- Human beings can be improved through education and the development of their rational capacities; - Religious doctrines have no place in the understanding of the physical and human worlds; - Human history is largely a history of progress; Thomas Hobbes (1588-1679) - the first major thinker of the seventeenth century to apply new methods to the human sciences; Leviathan is one of the most revolutionary and influential works on political theory in European history; he arrived at two radical conclusions: 1. All human law derives from natural law; when human law departed from natural law, disaster followed; 2. All monarchs ruled not by the consent of heaven, but by the consent of the people democracy

John Locke (1632-1704) - the last important philosopher, besides Pascal and Descartes, of human sciences in the seventeenth century; by the end of the seventeenth century he wrote two massively influential works: An Essay Concerning Human Understanding (1690) and Two Treatises on Government (1690). Human mind = tabula rasa (an erased board with no pre-formed ideas); the senses fill the empty mind with objects of sensation human mind is completely empirical (relies exclusively on the information provided by the senses); the only knowledge is empirical knowledge. Consequences: 1) every human being enters the world with all the same capacities; all moral behavior arises from one's empirical experiences immoral behavior is primarily a product of the environment rather than the individual change the environment = change the individual; extension of education to every member of society
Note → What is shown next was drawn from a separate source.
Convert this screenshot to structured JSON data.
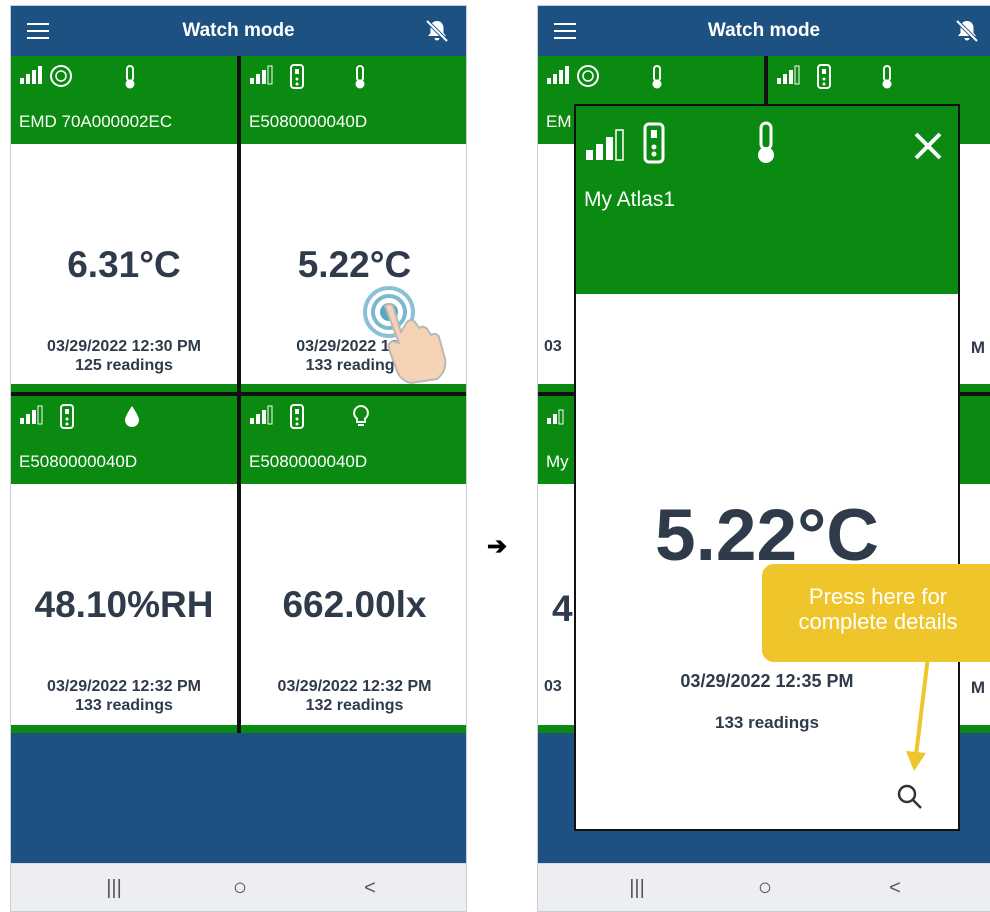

2) Since every human being walked into the world with the same capacities as every other human being inequality was an unnatural result of the environments that individuals are forced to live in; human beings have a natural inclination to preserve their equality and independence humans enter into social contracts only to help settle disputes between individuals or groups. Absolute power, then, is an unnatural development in human history and anarchy likewise is detrimental to human well-being. - the purpose of authority is to protect human equality and freedom; this is why social groups agree to a "social contract" that places an authority over them. When that authority ceases to care for the welfare, independence, and equality of individual humans, the social contract is broken and it is the duty of the members of society to overthrow that ruler.

British empiricism: John Locke, David Hume, George Barkeley


Empiricism - knowledge arises from sense experience there is no such thing as a priori knowledge; the mind is a tabula rasa (Locke used the words "white paper") on which experiences leave their marks denies the existence of innate ideas or the possibility of knowing without reference to experience Skepticism questioning the reliability of certain statements by subjecting them to a systematic investigation the scientific method of inquiry; Descartes applies global skepticism in his attempt to find absolute certainty; Hume applies extreme/radical skepticism: the mind is nothing else but a series of sensations and knowledge a matter of habit which may lead to unjustifiable beliefs

The aesthetics of the Enlightenment: Art should imitate Nature


Rococo (Late Baroque) = the art of the aristocracy a style associated mainly with the first half of the 18th century characterized by asymmetry, elegant, delicate decorations and a masterly use of mirrors, silks, brocades and stucco (Rom. tencuiala de gips) = highly ornate style; in contrast to the heavier themes and darker colors of the Baroque, the Rococo was characterized by opulence, grace, playfulness, and lightness (Rom. frivolitate); Rococo motifs focused on the carefree aristocratic life and on lighthearted romance rather than heroic battles or religious figures.

Neoclassicism the style of the latter part of the 18th century (showed a renewed interest in Classical antiquity); in architecture the English Palladian revival

"Palladian" normally refers to buildings in a style inspired by Palladio's work (Venetian architect 16th century); strong emphasis on symmetry and perspective